The refugium is handling more flow than is conventionally suggested, but my nitrates have remained at 0PPM for the last 4 months and my chaetomorpha macro-algae doesn’t seem to stop growing. The refugium is full of visible amphipods, bristle worms, fan worms and such.
General Reefkeeping tips
Reef tank tips and tricks
For in-tank plumbing use black pvc. You can buy it at Savko. It is much prettier than white and makes for a very professional look and is reasonably priced.
Painting the back of a glass tank looks far better then just placing something black behind the back glass even if you use the same paint. The air gap between the backdrop causes refraction reflection which makes the back a mirror at certain viewing angles. The mirror effect highlights anything growing on it besides not being the color you intended. Painting the back makes the back a solid color that looks great and consistent from any angle.
Not much is worse than a reef slide. It can scratch your acrylic or glass and kill your corals. All that live rock likes to shift around. Especially with all that water motion. I used a long 1/4″ drill bit (doesn’t have to be masonry) and made holes in my live rock and connected the pieces together using 1/4″ clear acrylic rod. Much like a tinker toy set only the rods inserted farther so as not to be visible. Not only did I make my tank impervious to reef slides since all the pieces are interconnected, I can also create shelves, coves, towers, and caves, that gravity will not allow by just stacking the rock. Aquascaping options galore!
Don’t glue any PVC fittings that you don’t have to. Pressurized lines like plumbing off of a return pump should be glued, some bulkhead connections like the the drainline from the overflow. But why glue in your stand pipe or fittings off of an in-sump skimmer, or even the separate pieces of a durso? The fittings keep pipes and plumbing snug enough while allowing you to make quick effortless changes to your plumbing.
Eliminate or lessen the height of any waterfall in your system. Waterfalls create three undesirable things: Microbubbles, Noise, and Salt spray. Microbubbles are often undesireable to look at and scatter light. Noise imposes your aquarium on the rest of the room atmosphere. An aquarium should be seen not heard. Salt spray is ugly, causes salinity creep, decreases the life of electronics nearby, and degrades the surface materials of your hood, stand and any other surrounding materials.

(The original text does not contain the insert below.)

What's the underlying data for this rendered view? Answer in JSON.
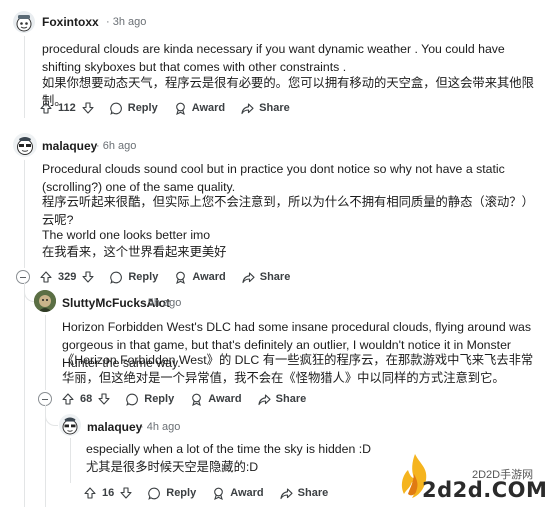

My rule of thumb is less than 1 inch. My sump has no water falls. The fall over my display overflow weir is 0.5 inches. It’s also whisper quiet.
- Lessen waterfalls
- Implement a stand pipe drain silencer: Durso, Stockman, or Hofer Gurgle Buster
- In the sump, implement a bubble tower. A Bubble tower quiets the drainline at the water exiting side in the sump. A durso and a bubble tower will totally silence the drain in the system.
- Install the sump on a rubber mat to keep equipment vibrations from resonating out on to your stand.
- Install marine carpeting on the inside surfaces of the stand. Carpeting Will absorb sound keeping it from leaking out the cracks in the stand doors.
- Air intake silencers on the protein skimmer inlet and durso if necessary.
- Quiet pumps by adding “rubber” feet. A little dab of silicone on four corners is cheap and works nicely.